=== Begin Enclosure ===

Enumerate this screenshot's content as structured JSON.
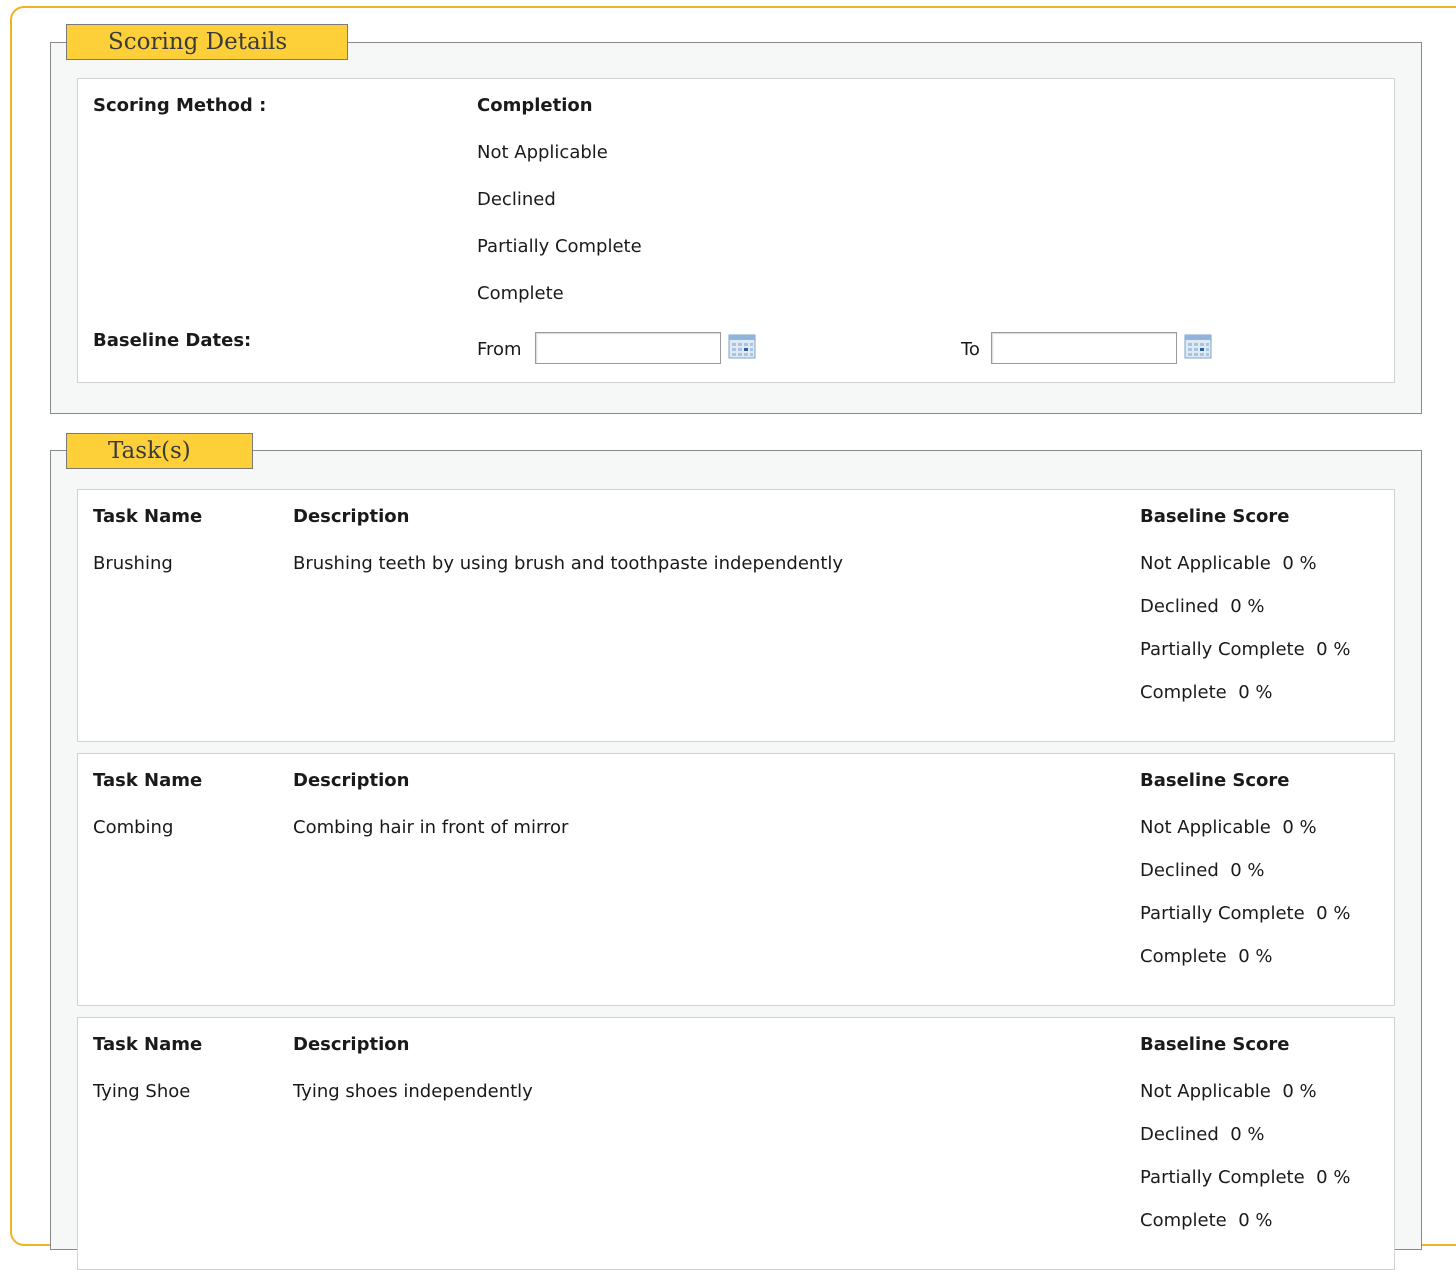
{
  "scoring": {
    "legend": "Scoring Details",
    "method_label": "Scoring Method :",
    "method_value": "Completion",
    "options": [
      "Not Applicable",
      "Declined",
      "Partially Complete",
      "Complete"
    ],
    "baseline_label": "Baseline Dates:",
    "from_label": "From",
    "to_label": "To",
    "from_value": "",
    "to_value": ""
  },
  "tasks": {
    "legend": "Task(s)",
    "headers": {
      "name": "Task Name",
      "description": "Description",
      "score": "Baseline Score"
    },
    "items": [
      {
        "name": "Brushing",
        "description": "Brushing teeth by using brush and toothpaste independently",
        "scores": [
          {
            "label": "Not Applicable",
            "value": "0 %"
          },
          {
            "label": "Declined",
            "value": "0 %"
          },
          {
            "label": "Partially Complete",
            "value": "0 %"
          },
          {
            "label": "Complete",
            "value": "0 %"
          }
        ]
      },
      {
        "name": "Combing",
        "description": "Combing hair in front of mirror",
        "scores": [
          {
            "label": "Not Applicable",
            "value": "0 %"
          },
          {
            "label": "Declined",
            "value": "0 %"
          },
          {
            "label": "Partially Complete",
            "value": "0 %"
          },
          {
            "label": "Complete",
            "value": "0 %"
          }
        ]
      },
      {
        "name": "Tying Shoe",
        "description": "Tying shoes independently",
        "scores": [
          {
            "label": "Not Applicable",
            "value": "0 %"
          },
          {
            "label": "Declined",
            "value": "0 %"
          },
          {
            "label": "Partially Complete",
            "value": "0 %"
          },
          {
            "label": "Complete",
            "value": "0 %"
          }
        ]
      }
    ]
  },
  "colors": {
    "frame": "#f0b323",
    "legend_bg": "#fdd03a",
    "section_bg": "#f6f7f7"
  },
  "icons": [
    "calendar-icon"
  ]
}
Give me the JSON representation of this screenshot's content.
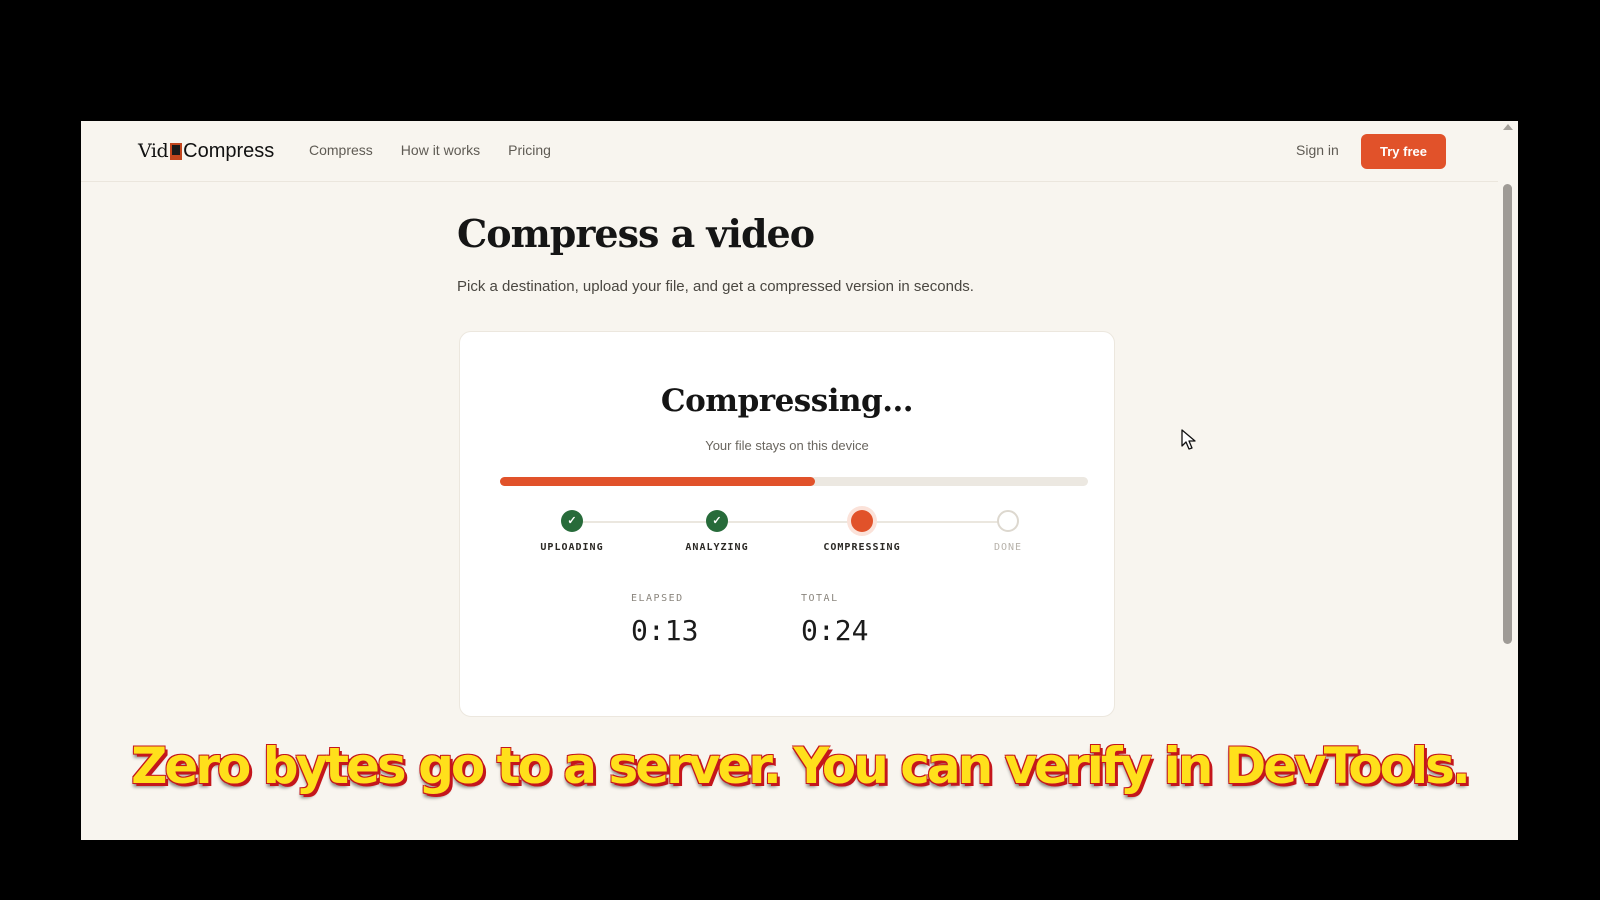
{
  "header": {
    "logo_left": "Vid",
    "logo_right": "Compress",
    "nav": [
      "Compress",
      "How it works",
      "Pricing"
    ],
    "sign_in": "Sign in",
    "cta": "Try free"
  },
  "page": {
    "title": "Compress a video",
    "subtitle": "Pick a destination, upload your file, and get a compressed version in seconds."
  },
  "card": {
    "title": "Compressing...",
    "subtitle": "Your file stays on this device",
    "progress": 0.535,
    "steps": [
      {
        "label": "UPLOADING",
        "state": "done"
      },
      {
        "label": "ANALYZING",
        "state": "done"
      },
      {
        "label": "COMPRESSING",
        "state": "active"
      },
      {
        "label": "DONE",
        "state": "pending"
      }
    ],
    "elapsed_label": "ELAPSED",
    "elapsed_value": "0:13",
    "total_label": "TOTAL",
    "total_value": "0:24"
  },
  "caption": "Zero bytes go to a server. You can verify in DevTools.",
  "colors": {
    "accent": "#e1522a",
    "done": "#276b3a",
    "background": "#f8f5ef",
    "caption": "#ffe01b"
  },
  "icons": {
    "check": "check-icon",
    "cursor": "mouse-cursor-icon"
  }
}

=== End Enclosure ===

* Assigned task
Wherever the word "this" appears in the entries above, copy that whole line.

* Result of the task
Enumerate this screenshot's content as structured JSON.
Give me the JSON representation of this screenshot's content.
    "subtitle": "Your file stays on this device",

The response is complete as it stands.